→ YOUR TASK
Below are some records; repeat them all exactly, minus the pictures.

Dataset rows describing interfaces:
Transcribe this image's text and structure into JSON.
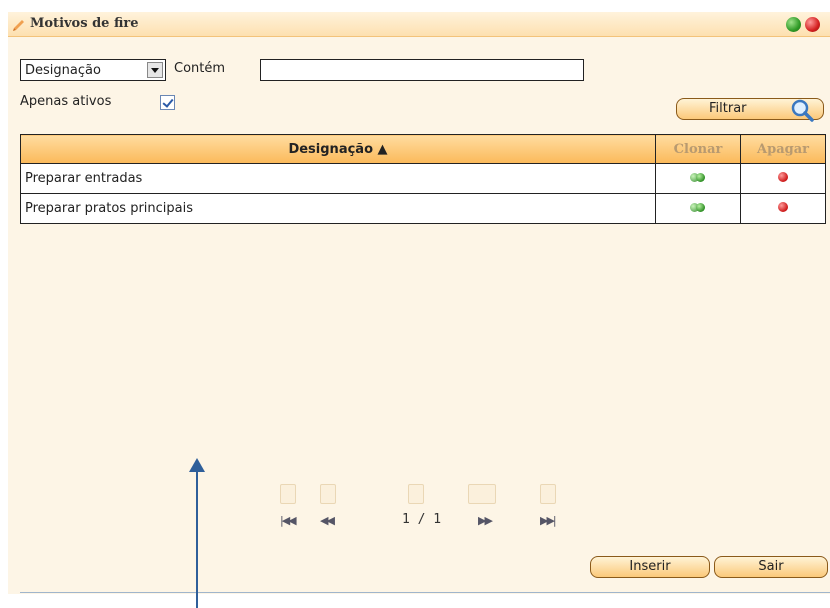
{
  "window": {
    "title": "Motivos de fire"
  },
  "filter": {
    "field_select": "Designação",
    "contains_label": "Contém",
    "contains_value": "",
    "active_only_label": "Apenas ativos",
    "active_only_checked": true,
    "filter_button": "Filtrar"
  },
  "grid": {
    "columns": {
      "designacao": "Designação ▲",
      "clonar": "Clonar",
      "apagar": "Apagar"
    },
    "rows": [
      {
        "designacao": "Preparar entradas"
      },
      {
        "designacao": "Preparar pratos principais"
      }
    ]
  },
  "pager": {
    "page_display": "1 / 1"
  },
  "actions": {
    "inserir": "Inserir",
    "sair": "Sair"
  },
  "colors": {
    "accent": "#fbb95a",
    "background": "#fdf5e6",
    "annotation_arrow": "#2f5f9a"
  }
}
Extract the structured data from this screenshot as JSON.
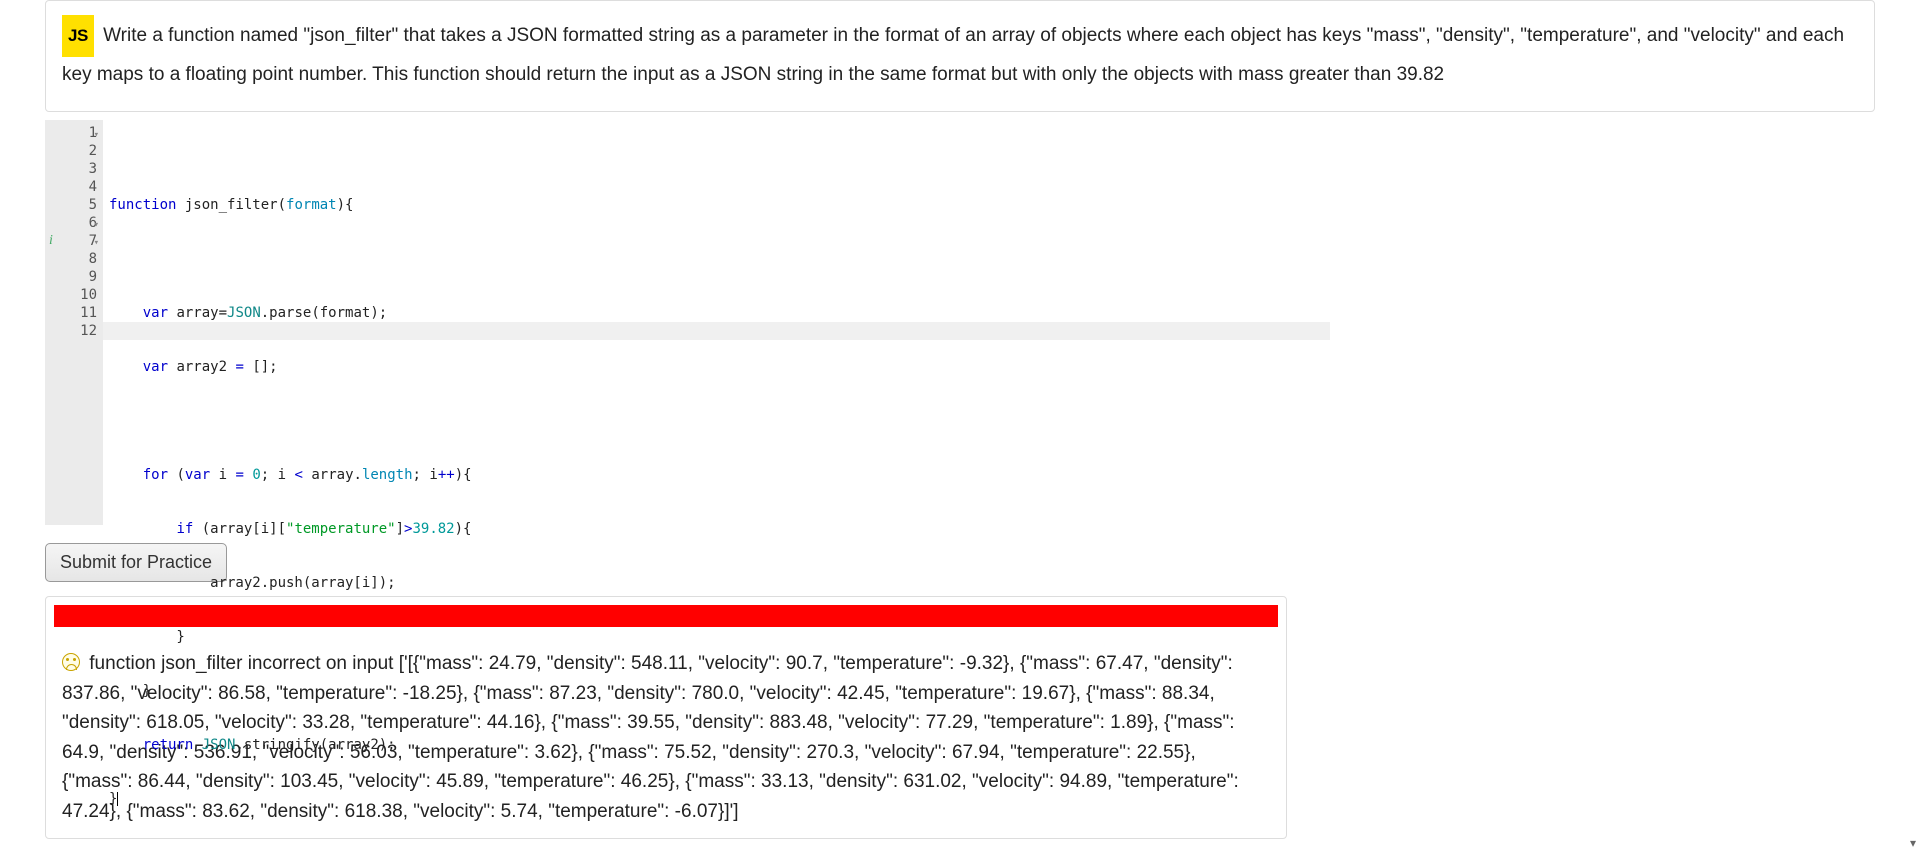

→ FINAL ANSWER
Transcribe this image's text and structure into JSON.
{
  "window": {
    "title": "Motivos de fire"
  },
  "filter": {
    "field_select": "Designação",
    "contains_label": "Contém",
    "contains_value": "",
    "active_only_label": "Apenas ativos",
    "active_only_checked": true,
    "filter_button": "Filtrar"
  },
  "grid": {
    "columns": {
      "designacao": "Designação ▲",
      "clonar": "Clonar",
      "apagar": "Apagar"
    },
    "rows": [
      {
        "designacao": "Preparar entradas"
      },
      {
        "designacao": "Preparar pratos principais"
      }
    ]
  },
  "pager": {
    "page_display": "1 / 1"
  },
  "actions": {
    "inserir": "Inserir",
    "sair": "Sair"
  },
  "colors": {
    "accent": "#fbb95a",
    "background": "#fdf5e6",
    "annotation_arrow": "#2f5f9a"
  }
}
Extract the structured data from this screenshot as JSON.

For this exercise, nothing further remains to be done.